more ironic and amusing aspects of the character.
Panel 4 - "Everything's
funny when you think about it...snicker...So funny it hurts."
My guess is that this will be the theme to the "Batman
& Son" plotline.
Panel 6 - With
almost all of his enemies (or is that 'rivals?') eliminated,
Gordon asks Batman the question that all of his writers
must face: "What do you do now, Batman?" And his
Panel 7 - ...Batman
snickers. He makes a joke. In fact, it's a bit of black
humor. Morbid humor. This is Batman's response.
Panel 8 - Looking
like a Joker/Gordon hybrid -- or, rather, resembling the
still-at-large Two-Face -- the Commissioner asks, in response
to Batman's atypical shift to humor, "...Does this
mean I'm getting better or worse?" Is a bemused Batman
better or worse than a stoic one? And what do we and Morrison
mean by "better?"
PAGES 11 &
Panel 1 - When Wayne says that Gordon calls Gotham his "comfort
zone," the irony is rich: Gotham, while Wayne's home,
has brought him nothing but woe. It's been his love and
his tragedy. And, yet, perhaps what the Commissioner said
is still true -- Along with the spacious Batcave we're given
here, Wayne might be most comfortable with places of darkness
Panel 3 - An interesting, subtle twist to the Bat-mythos
here: It's not that Wayne minds the idea of others thinking
Batman used a gun.

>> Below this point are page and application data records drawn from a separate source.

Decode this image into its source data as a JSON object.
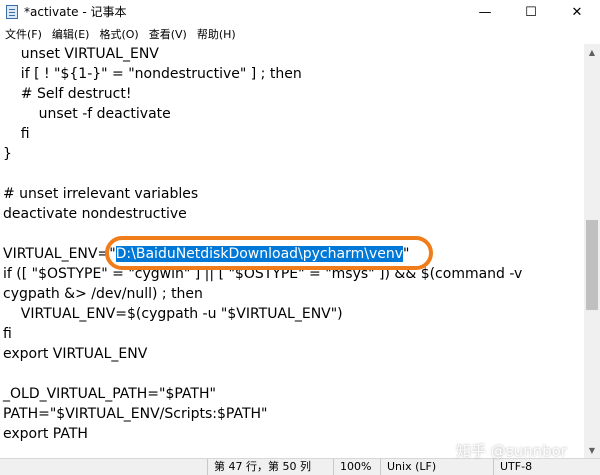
{
  "window": {
    "title": "*activate - 记事本",
    "minimize_glyph": "—",
    "maximize_glyph": "☐",
    "close_glyph": "✕"
  },
  "menu": {
    "items": [
      "文件(F)",
      "编辑(E)",
      "格式(O)",
      "查看(V)",
      "帮助(H)"
    ]
  },
  "editor": {
    "lines": [
      "    unset VIRTUAL_ENV",
      "    if [ ! \"${1-}\" = \"nondestructive\" ] ; then",
      "    # Self destruct!",
      "        unset -f deactivate",
      "    fi",
      "}",
      "",
      "# unset irrelevant variables",
      "deactivate nondestructive",
      "",
      "",
      "if ([ \"$OSTYPE\" = \"cygwin\" ] || [ \"$OSTYPE\" = \"msys\" ]) && $(command -v",
      "cygpath &> /dev/null) ; then",
      "    VIRTUAL_ENV=$(cygpath -u \"$VIRTUAL_ENV\")",
      "fi",
      "export VIRTUAL_ENV",
      "",
      "_OLD_VIRTUAL_PATH=\"$PATH\"",
      "PATH=\"$VIRTUAL_ENV/Scripts:$PATH\"",
      "export PATH"
    ],
    "selected_line": {
      "prefix": "VIRTUAL_ENV=\"",
      "selected": "D:\\BaiduNetdiskDownload\\pycharm\\venv",
      "suffix": "\""
    }
  },
  "scrollbar": {
    "up_glyph": "▲",
    "down_glyph": "▼"
  },
  "status": {
    "position": "第 47 行，第 50 列",
    "zoom": "100%",
    "line_ending": "Unix (LF)",
    "encoding": "UTF-8"
  },
  "watermark": "知乎 @sunnbor",
  "colors": {
    "selection": "#0078d7",
    "annotation_ring": "#f07d1a"
  }
}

He just doesn't want to use one personally,
as it was the tool that took his parents (and, according
to Frank Miller's recreation of the character, is "too

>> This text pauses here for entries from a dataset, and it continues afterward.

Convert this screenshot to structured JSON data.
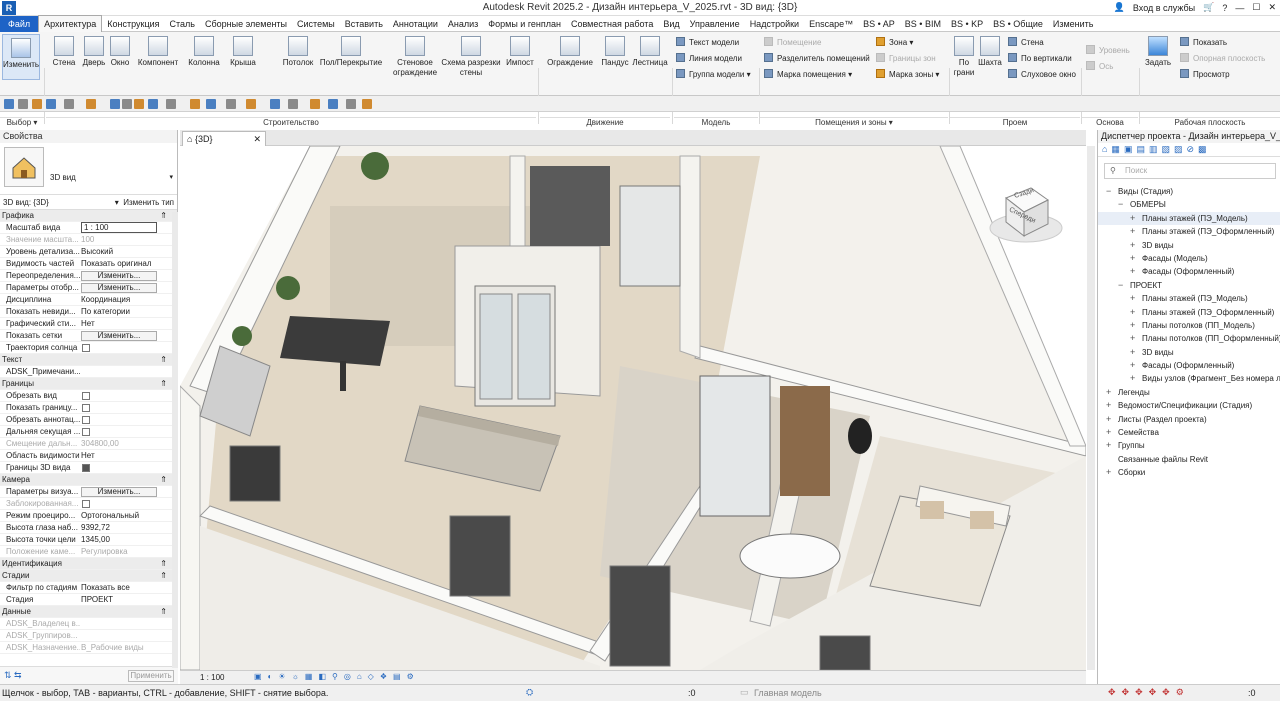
{
  "app": {
    "title": "Autodesk Revit 2025.2 - Дизайн интерьера_V_2025.rvt - 3D вид: {3D}",
    "logo": "R",
    "signin": "Вход в службы",
    "help": "?"
  },
  "menu": [
    "Файл",
    "Архитектура",
    "Конструкция",
    "Сталь",
    "Сборные элементы",
    "Системы",
    "Вставить",
    "Аннотации",
    "Анализ",
    "Формы и генплан",
    "Совместная работа",
    "Вид",
    "Управление",
    "Надстройки",
    "Enscape™",
    "BS • AP",
    "BS • BIM",
    "BS • KP",
    "BS • Общие",
    "Изменить"
  ],
  "ribbon": {
    "modify": "Изменить",
    "select": "Выбор",
    "build": [
      "Стена",
      "Дверь",
      "Окно",
      "Компонент",
      "Колонна",
      "Крыша",
      "Потолок",
      "Пол/Перекрытие",
      "Стеновое ограждение",
      "Схема разрезки стены",
      "Импост"
    ],
    "build_panel": "Строительство",
    "move": [
      "Ограждение",
      "Пандус",
      "Лестница"
    ],
    "move_panel": "Движение",
    "model": [
      "Текст модели",
      "Линия модели",
      "Группа модели"
    ],
    "model_panel": "Модель",
    "rooms": [
      "Помещение",
      "Разделитель помещений",
      "Марка помещения",
      "Зона",
      "Границы зон",
      "Марка зоны"
    ],
    "rooms_panel": "Помещения и зоны",
    "opening_big": [
      "По грани",
      "Шахта"
    ],
    "opening": [
      "Стена",
      "По вертикали",
      "Слуховое окно"
    ],
    "opening_panel": "Проем",
    "datum": [
      "Уровень",
      "Ось"
    ],
    "datum_panel": "Основа",
    "workplane_set": "Задать",
    "workplane": [
      "Показать",
      "Опорная плоскость",
      "Просмотр"
    ],
    "workplane_panel": "Рабочая плоскость"
  },
  "properties": {
    "header": "Свойства",
    "type_name": "3D вид",
    "type_selector": "3D вид: {3D}",
    "edit_type": "Изменить тип",
    "rows": [
      {
        "k": "Графика",
        "group": true
      },
      {
        "k": "Масштаб вида",
        "v": "1 : 100",
        "box": true
      },
      {
        "k": "Значение масшта...",
        "v": "100",
        "dis": true
      },
      {
        "k": "Уровень детализа...",
        "v": "Высокий"
      },
      {
        "k": "Видимость частей",
        "v": "Показать оригинал"
      },
      {
        "k": "Переопределения...",
        "btn": "Изменить..."
      },
      {
        "k": "Параметры отобр...",
        "btn": "Изменить..."
      },
      {
        "k": "Дисциплина",
        "v": "Координация"
      },
      {
        "k": "Показать невиди...",
        "v": "По категории"
      },
      {
        "k": "Графический сти...",
        "v": "Нет"
      },
      {
        "k": "Показать сетки",
        "btn": "Изменить..."
      },
      {
        "k": "Траектория солнца",
        "chk": false
      },
      {
        "k": "Текст",
        "group": true
      },
      {
        "k": "ADSK_Примечани...",
        "v": ""
      },
      {
        "k": "Границы",
        "group": true
      },
      {
        "k": "Обрезать вид",
        "chk": false
      },
      {
        "k": "Показать границу...",
        "chk": false
      },
      {
        "k": "Обрезать аннотац...",
        "chk": false
      },
      {
        "k": "Дальняя секущая ...",
        "chk": false
      },
      {
        "k": "Смещение дальн...",
        "v": "304800,00",
        "dis": true
      },
      {
        "k": "Область видимости",
        "v": "Нет"
      },
      {
        "k": "Границы 3D вида",
        "chk": true
      },
      {
        "k": "Камера",
        "group": true
      },
      {
        "k": "Параметры визуа...",
        "btn": "Изменить..."
      },
      {
        "k": "Заблокированная...",
        "chk": false,
        "dis": true
      },
      {
        "k": "Режим проециро...",
        "v": "Ортогональный"
      },
      {
        "k": "Высота глаза наб...",
        "v": "9392,72"
      },
      {
        "k": "Высота точки цели",
        "v": "1345,00"
      },
      {
        "k": "Положение каме...",
        "v": "Регулировка",
        "dis": true
      },
      {
        "k": "Идентификация",
        "group": true
      },
      {
        "k": "Стадии",
        "group": true
      },
      {
        "k": "Фильтр по стадиям",
        "v": "Показать все"
      },
      {
        "k": "Стадия",
        "v": "ПРОЕКТ"
      },
      {
        "k": "Данные",
        "group": true
      },
      {
        "k": "ADSK_Владелец в...",
        "v": "",
        "dis": true
      },
      {
        "k": "ADSK_Группиров...",
        "v": "",
        "dis": true
      },
      {
        "k": "ADSK_Назначение...",
        "v": "В_Рабочие виды",
        "dis": true
      }
    ],
    "apply": "Применить"
  },
  "view": {
    "tab": "{3D}",
    "scale": "1 : 100",
    "cube_labels": [
      "Сзади",
      "Спереди"
    ]
  },
  "browser": {
    "header": "Диспетчер проекта - Дизайн интерьера_V_2...",
    "search": "Поиск",
    "items": [
      {
        "t": "Виды (Стадия)",
        "lvl": 0,
        "tg": "−"
      },
      {
        "t": "ОБМЕРЫ",
        "lvl": 1,
        "tg": "−"
      },
      {
        "t": "Планы этажей (ПЭ_Модель)",
        "lvl": 2,
        "tg": "+",
        "sel": true
      },
      {
        "t": "Планы этажей (ПЭ_Оформленный)",
        "lvl": 2,
        "tg": "+"
      },
      {
        "t": "3D виды",
        "lvl": 2,
        "tg": "+"
      },
      {
        "t": "Фасады (Модель)",
        "lvl": 2,
        "tg": "+"
      },
      {
        "t": "Фасады (Оформленный)",
        "lvl": 2,
        "tg": "+"
      },
      {
        "t": "ПРОЕКТ",
        "lvl": 1,
        "tg": "−"
      },
      {
        "t": "Планы этажей (ПЭ_Модель)",
        "lvl": 2,
        "tg": "+"
      },
      {
        "t": "Планы этажей (ПЭ_Оформленный)",
        "lvl": 2,
        "tg": "+"
      },
      {
        "t": "Планы потолков (ПП_Модель)",
        "lvl": 2,
        "tg": "+"
      },
      {
        "t": "Планы потолков (ПП_Оформленный)",
        "lvl": 2,
        "tg": "+"
      },
      {
        "t": "3D виды",
        "lvl": 2,
        "tg": "+"
      },
      {
        "t": "Фасады (Оформленный)",
        "lvl": 2,
        "tg": "+"
      },
      {
        "t": "Виды узлов (Фрагмент_Без номера листа)",
        "lvl": 2,
        "tg": "+"
      },
      {
        "t": "Легенды",
        "lvl": 0,
        "tg": "+"
      },
      {
        "t": "Ведомости/Спецификации (Стадия)",
        "lvl": 0,
        "tg": "+"
      },
      {
        "t": "Листы (Раздел проекта)",
        "lvl": 0,
        "tg": "+"
      },
      {
        "t": "Семейства",
        "lvl": 0,
        "tg": "+"
      },
      {
        "t": "Группы",
        "lvl": 0,
        "tg": "+"
      },
      {
        "t": "Связанные файлы Revit",
        "lvl": 0,
        "tg": ""
      },
      {
        "t": "Сборки",
        "lvl": 0,
        "tg": "+"
      }
    ]
  },
  "status": {
    "hint": "Щелчок - выбор, TAB - варианты, CTRL - добавление, SHIFT - снятие выбора.",
    "zero1": ":0",
    "model": "Главная модель",
    "zero2": ":0"
  }
}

Panel 4 - Following
on the conceit suggested by the issue's title, Robin asks,
"This the new Batmobile?" The answer is obviously
yes, whether we're speaking metaphorically or literally.

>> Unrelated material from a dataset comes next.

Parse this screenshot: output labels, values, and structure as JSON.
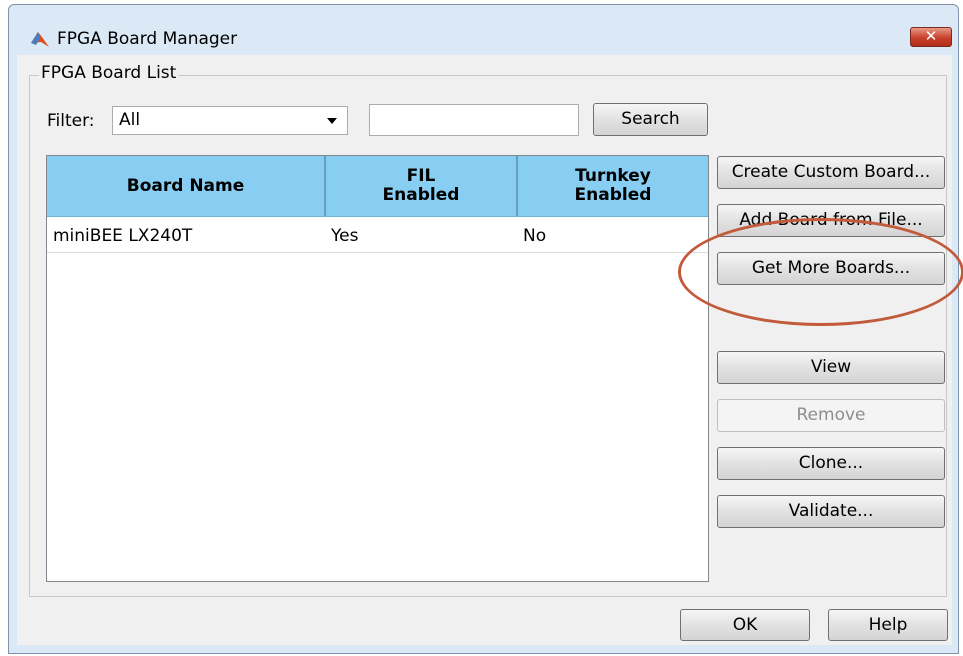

Likewise, Wayne's response applies to both as well: "Don't
peek. She's not done yet." The new Bat-mythos (characterized,
interestingly, as a woman) is still unfolding, page by page.
Panel 2 - Another tweak to the Bat-mythos: For all his detective
skills and dedication to his Chiroptera role, Wayne has
been surprisingly oblivious to the bats in his caves themselves.
This holds with the notion that he has been neglecting the
details in his own, immediate life (and his past...and his
Panels 6 &
7 - "Gordon said I should get out of the city more
often. And Alfred's telling me I have to relearn how to
be Bruce Wayne." "Combine the two." And thus
the rough outline for the storyarc is born.
Panel 4 - Robin rolls out on his own, driving home the point
that he is, for the moment, out of the picture. Batman's
fatherly nature won't be directed towards his ward and partner.
It's poised at his own son.
Panel 5 - "The past has finally caught up to you, my
darling detective." Batman is indeed Morrison's darling
detective. Add this to the combined 'extra-Gotham Wayne
relearning' and you almost have a blueprint to Morrison's
(NOTE: All due
credit to Adam Kubert for his terrific art on the issue.
In particular, he definitely evokes the Man-Bat figure for
Dr. Langstrom with panels 1 & 5 on page 18.)
hope this isn't some weird code...
Panel 2 - "When was the last time you threw caution
to the wind and actually relished your status [...]?"
I've omitted Alfred's qualifier -- "as a famous international
playboy" -- because the overall answer for Wayne or
Batman's life is the same: In the arms of Talia al Ghul.
Morrison is telegraphing his punch to Bruce. He could see
this all coming, if, instead of being more cautious, he
had been more careful. More aware.
Panel 3 - Ah,
the writer's complaint with continuity: "Even I can
barely remember all the names." If anyone embodies
Morrison's voice most, it's Alfred...
Panel 5 - ...particularly
as he puts words in Bruce's mouth, a la Cyrano de Bergerac
or any author writing a character's part. "So let's
try one more time, shall we, sir? Repeat after me..."
the Lichtenstein-esque pop art all about for Action for
Africa, harkening to comics and the Adam West Batman in
tandem on page 22. Question is: What's with the 'frozen'
upside-down mega-lizard in the center? Alfred in panel 5
seems to be taking notice of it all. Once again, Bruce is
missing the more immediate details, somehow.)
Panel 1 - "How am I doing?" Wayne asks Alfred
as much as he's asking us -- or as Morrison's asking us.
It's so atypical not only to see Bruce Wayne in social action
but also to see Batman actively enjoying himself without
some crime-fighting agenda. We're being asked: Can we swallow
Well? Can we?